All parishes in each county should be directly reachable from the county page, our convention is for the list of parishes within certain major towns to be listed, indented under the town name on the county page, and also given on the town page, where they serve as additional links to these parish pages.
In principal, at each of these levels information is then organized by subject. We have chosen to use headings taken from the set of subject headings that the Family History Library catalogue uses for its British Isles information. The idea is to introduce such subject headings only as the need arises; many of these subject headings may never be needed, especially at the lower levels of the hierarchy. Nevertheless, for convenience and future guidance they are all listed below.
The organization scheme involves recording details about a given information source at the level which corresponds to the localities that this information relates to, under the appropriate subject heading. Thus information about the parish registers of Clovelly in Devon would be filed under British Isles: England: Devon: Clovelly - Church Records, while a large set of census records relating not just to England but to England and Wales, say, would be found under British Isles - Census. However, taking advantage of WWW's hypertext faciities, if this latter set of census set of records is actually organized by county, we would also expect there to be reference to, say, the Devon section of the census records under British Isles: England: Devon - Census.
This set of subject headings includes all those those found in the sections of the Family History Library Catalogue relating to the various major regions within the British Isles. (Following the practice in the Library's Research Guides, we have included a few "see under" entries to allow for differences in terminology on the two sides of the Atlantic.) Most of these entries are, we believe, self-explanatory.
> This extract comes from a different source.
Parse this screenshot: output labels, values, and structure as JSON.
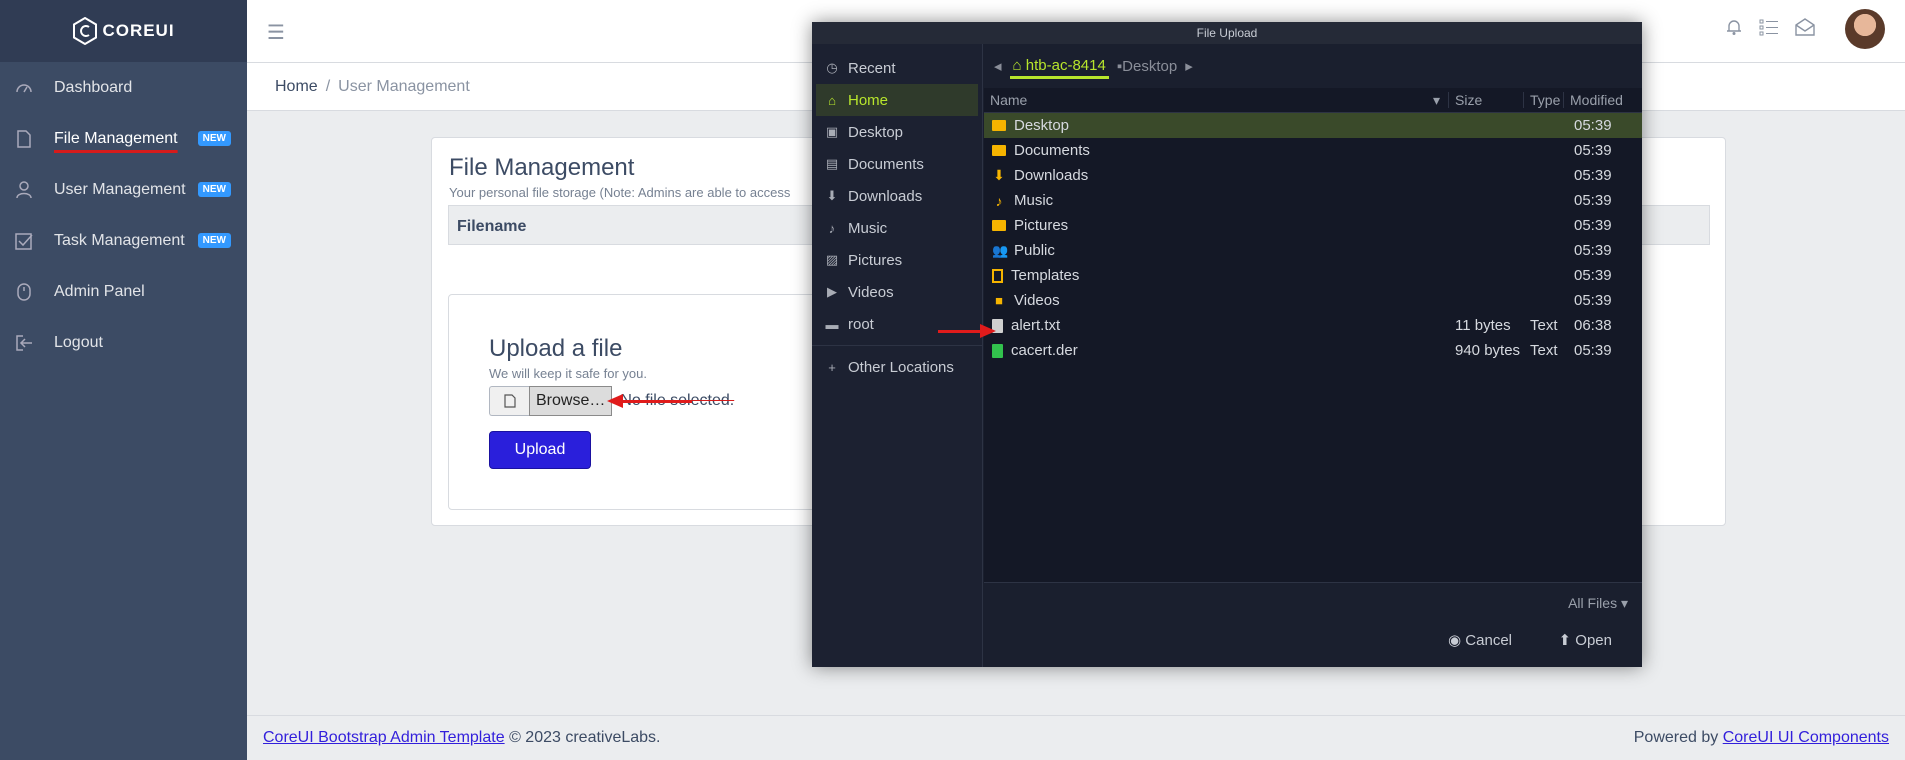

However if in doubt about the typical usage of a particular subject heading we would recommend checking how it is used in the Family History Library Catalogue.